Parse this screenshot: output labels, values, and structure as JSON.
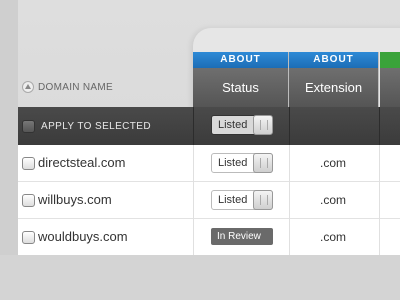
{
  "columns": {
    "domain_header": "DOMAIN NAME",
    "status": {
      "band": "ABOUT",
      "title": "Status"
    },
    "extension": {
      "band": "ABOUT",
      "title": "Extension"
    }
  },
  "colors": {
    "band_blue": "#1c6db6",
    "band_green": "#3aa33a",
    "header_dark": "#555555"
  },
  "bulk": {
    "label": "APPLY TO SELECTED",
    "status": "Listed"
  },
  "rows": [
    {
      "domain": "directsteal.com",
      "status": "Listed",
      "extension": ".com"
    },
    {
      "domain": "willbuys.com",
      "status": "Listed",
      "extension": ".com"
    },
    {
      "domain": "wouldbuys.com",
      "status": "In Review",
      "extension": ".com"
    }
  ]
}
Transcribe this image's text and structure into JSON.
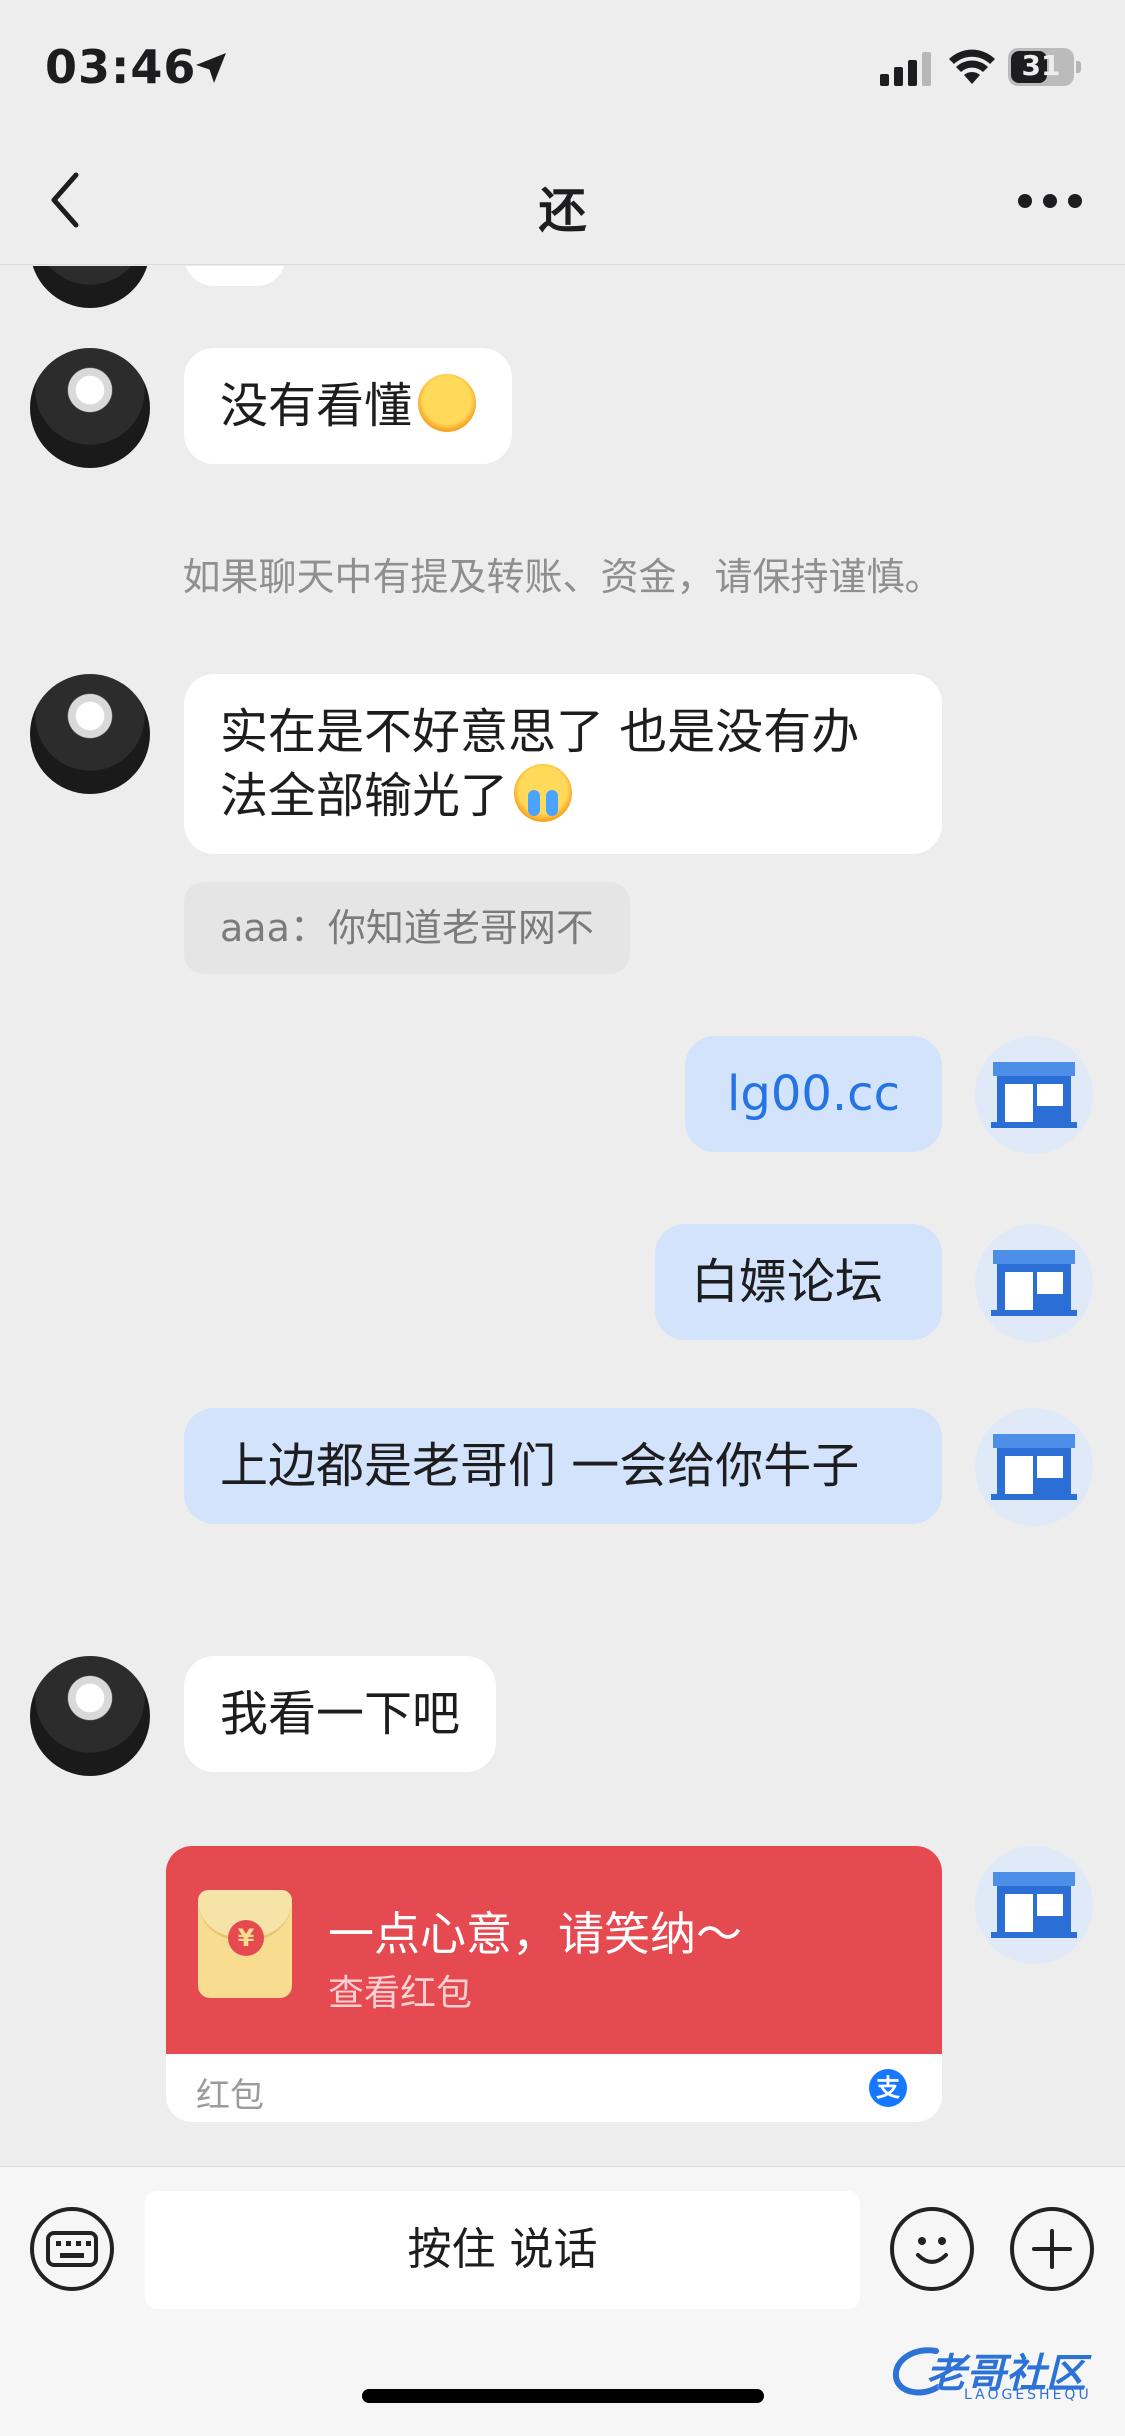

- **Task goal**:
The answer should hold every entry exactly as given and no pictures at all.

- **Response**:
Parse this screenshot: output labels, values, and structure as JSON.
{
  "columns": {
    "domain_header": "DOMAIN NAME",
    "status": {
      "band": "ABOUT",
      "title": "Status"
    },
    "extension": {
      "band": "ABOUT",
      "title": "Extension"
    }
  },
  "colors": {
    "band_blue": "#1c6db6",
    "band_green": "#3aa33a",
    "header_dark": "#555555"
  },
  "bulk": {
    "label": "APPLY TO SELECTED",
    "status": "Listed"
  },
  "rows": [
    {
      "domain": "directsteal.com",
      "status": "Listed",
      "extension": ".com"
    },
    {
      "domain": "willbuys.com",
      "status": "Listed",
      "extension": ".com"
    },
    {
      "domain": "wouldbuys.com",
      "status": "In Review",
      "extension": ".com"
    }
  ]
}
Transcribe this image's text and structure into JSON.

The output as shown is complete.